INPUT DATA —
—————
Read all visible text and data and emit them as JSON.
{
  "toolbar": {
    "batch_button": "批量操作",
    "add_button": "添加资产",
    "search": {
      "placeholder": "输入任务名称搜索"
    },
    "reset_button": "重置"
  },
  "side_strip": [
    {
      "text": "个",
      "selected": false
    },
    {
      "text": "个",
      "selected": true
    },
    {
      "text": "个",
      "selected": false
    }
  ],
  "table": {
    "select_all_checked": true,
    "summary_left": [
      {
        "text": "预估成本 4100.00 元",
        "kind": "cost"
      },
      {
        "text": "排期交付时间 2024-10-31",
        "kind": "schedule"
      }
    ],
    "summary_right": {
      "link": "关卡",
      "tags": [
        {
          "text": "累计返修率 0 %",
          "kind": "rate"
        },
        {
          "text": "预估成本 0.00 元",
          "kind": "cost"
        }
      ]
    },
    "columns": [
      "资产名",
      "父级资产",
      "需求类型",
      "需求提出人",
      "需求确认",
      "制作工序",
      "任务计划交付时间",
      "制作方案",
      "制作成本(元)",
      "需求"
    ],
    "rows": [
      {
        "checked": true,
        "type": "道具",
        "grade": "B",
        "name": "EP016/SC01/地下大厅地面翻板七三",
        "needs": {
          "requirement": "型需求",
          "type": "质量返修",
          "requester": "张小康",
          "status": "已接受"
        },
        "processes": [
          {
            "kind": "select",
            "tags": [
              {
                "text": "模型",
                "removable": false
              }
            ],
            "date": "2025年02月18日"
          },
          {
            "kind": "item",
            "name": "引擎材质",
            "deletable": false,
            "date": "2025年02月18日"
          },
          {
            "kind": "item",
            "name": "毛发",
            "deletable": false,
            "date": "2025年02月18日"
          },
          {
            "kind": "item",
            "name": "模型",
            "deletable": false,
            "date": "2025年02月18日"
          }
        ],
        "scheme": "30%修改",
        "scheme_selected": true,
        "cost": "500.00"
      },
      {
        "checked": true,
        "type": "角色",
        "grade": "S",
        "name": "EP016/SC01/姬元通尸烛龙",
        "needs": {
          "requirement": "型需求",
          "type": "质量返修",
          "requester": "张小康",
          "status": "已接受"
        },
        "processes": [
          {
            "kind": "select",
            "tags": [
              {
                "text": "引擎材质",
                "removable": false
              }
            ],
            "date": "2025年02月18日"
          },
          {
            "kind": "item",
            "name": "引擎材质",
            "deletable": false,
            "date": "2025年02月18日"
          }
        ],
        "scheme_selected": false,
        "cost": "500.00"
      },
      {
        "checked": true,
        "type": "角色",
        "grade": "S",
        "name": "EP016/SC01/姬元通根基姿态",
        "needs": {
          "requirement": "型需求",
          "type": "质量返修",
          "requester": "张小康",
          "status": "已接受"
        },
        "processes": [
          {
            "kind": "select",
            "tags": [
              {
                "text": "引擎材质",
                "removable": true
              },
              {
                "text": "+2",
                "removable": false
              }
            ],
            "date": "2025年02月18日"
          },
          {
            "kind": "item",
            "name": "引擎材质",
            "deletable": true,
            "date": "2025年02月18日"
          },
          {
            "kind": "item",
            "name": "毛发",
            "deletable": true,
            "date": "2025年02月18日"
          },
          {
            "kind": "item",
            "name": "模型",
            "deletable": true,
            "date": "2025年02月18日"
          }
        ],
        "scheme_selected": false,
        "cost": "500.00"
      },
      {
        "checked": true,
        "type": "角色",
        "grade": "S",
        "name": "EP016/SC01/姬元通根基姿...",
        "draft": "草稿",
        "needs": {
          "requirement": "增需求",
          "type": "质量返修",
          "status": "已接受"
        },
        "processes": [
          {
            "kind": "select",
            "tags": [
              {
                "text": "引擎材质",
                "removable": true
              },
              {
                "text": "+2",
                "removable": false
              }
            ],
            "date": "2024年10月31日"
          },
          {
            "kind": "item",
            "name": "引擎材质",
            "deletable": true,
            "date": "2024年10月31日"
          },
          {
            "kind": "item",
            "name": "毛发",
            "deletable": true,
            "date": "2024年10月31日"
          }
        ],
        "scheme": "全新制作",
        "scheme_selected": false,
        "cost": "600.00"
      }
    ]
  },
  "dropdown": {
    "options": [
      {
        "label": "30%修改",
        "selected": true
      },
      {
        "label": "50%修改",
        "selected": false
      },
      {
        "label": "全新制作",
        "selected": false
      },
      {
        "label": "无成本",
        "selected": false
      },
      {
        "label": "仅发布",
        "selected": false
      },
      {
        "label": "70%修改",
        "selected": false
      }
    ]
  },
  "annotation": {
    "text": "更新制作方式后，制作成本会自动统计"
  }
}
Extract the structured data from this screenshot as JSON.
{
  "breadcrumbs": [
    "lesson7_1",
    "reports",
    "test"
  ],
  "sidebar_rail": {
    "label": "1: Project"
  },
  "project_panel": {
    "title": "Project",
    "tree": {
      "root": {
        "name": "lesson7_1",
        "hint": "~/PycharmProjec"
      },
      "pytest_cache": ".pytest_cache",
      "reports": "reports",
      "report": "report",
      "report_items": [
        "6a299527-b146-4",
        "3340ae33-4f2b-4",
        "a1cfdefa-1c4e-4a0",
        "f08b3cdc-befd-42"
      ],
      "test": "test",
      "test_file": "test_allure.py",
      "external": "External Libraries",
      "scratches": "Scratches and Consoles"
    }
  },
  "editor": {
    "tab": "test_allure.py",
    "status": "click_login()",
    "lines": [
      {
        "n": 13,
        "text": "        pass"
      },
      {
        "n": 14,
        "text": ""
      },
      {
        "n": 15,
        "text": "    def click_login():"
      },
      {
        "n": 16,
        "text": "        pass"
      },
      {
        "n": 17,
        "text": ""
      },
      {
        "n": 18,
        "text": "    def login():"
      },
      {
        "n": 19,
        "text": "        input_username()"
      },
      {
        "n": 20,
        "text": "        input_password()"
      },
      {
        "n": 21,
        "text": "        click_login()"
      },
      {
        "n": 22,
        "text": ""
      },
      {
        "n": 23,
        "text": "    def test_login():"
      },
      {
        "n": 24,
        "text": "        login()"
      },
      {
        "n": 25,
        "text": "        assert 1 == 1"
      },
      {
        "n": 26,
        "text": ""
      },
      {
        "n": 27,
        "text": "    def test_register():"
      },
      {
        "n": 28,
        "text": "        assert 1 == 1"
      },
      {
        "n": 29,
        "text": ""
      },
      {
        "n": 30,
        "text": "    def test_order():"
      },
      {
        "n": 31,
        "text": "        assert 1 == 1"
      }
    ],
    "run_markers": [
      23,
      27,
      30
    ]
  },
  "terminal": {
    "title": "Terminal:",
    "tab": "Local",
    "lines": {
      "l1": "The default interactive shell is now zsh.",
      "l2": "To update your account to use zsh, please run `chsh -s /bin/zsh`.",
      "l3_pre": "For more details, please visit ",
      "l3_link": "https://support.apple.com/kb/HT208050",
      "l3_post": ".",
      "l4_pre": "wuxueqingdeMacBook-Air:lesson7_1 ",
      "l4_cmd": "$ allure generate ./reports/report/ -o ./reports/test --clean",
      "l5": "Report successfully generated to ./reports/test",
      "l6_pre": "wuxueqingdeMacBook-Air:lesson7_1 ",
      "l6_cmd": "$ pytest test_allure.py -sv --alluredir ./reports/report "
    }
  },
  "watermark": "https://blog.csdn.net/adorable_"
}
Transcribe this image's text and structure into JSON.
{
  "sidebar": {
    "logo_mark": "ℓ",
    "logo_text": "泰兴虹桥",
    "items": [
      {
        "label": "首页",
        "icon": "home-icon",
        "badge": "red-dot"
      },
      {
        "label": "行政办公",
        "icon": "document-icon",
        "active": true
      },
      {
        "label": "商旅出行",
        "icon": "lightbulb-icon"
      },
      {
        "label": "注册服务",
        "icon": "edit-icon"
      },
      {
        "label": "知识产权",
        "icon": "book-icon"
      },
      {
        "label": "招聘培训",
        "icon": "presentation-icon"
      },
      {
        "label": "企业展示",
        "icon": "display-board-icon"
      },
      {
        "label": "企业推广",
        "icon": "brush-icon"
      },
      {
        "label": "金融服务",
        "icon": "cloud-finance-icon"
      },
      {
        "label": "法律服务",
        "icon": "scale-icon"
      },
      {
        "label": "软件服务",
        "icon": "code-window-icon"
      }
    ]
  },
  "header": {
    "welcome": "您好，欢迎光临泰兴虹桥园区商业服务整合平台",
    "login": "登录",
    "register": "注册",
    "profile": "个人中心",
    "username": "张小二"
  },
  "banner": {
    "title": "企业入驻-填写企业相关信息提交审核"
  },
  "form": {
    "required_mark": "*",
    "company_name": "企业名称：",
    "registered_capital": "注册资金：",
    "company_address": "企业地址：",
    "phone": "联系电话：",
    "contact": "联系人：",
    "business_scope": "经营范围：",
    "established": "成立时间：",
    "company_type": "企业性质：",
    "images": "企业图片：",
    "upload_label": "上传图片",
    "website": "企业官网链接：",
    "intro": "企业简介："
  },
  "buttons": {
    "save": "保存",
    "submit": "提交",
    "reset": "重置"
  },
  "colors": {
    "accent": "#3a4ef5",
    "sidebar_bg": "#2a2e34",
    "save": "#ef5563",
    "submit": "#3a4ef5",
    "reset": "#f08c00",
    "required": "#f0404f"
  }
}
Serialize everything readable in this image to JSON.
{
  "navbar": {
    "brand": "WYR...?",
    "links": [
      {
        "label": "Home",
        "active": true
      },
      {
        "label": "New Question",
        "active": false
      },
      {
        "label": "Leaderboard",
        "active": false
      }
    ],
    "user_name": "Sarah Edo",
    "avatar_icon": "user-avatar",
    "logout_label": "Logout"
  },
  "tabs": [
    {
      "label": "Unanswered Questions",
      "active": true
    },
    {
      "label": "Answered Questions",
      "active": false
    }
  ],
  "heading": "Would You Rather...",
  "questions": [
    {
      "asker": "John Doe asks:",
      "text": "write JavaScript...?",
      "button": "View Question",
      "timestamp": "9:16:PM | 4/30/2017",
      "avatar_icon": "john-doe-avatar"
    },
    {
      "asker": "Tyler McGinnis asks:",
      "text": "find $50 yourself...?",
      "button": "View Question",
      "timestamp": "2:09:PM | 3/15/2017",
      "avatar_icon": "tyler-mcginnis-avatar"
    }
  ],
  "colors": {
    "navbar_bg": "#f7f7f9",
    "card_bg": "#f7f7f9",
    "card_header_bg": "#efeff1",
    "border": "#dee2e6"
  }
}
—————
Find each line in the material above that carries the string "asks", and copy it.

      "asker": "John Doe asks:",
      "asker": "Tyler McGinnis asks:",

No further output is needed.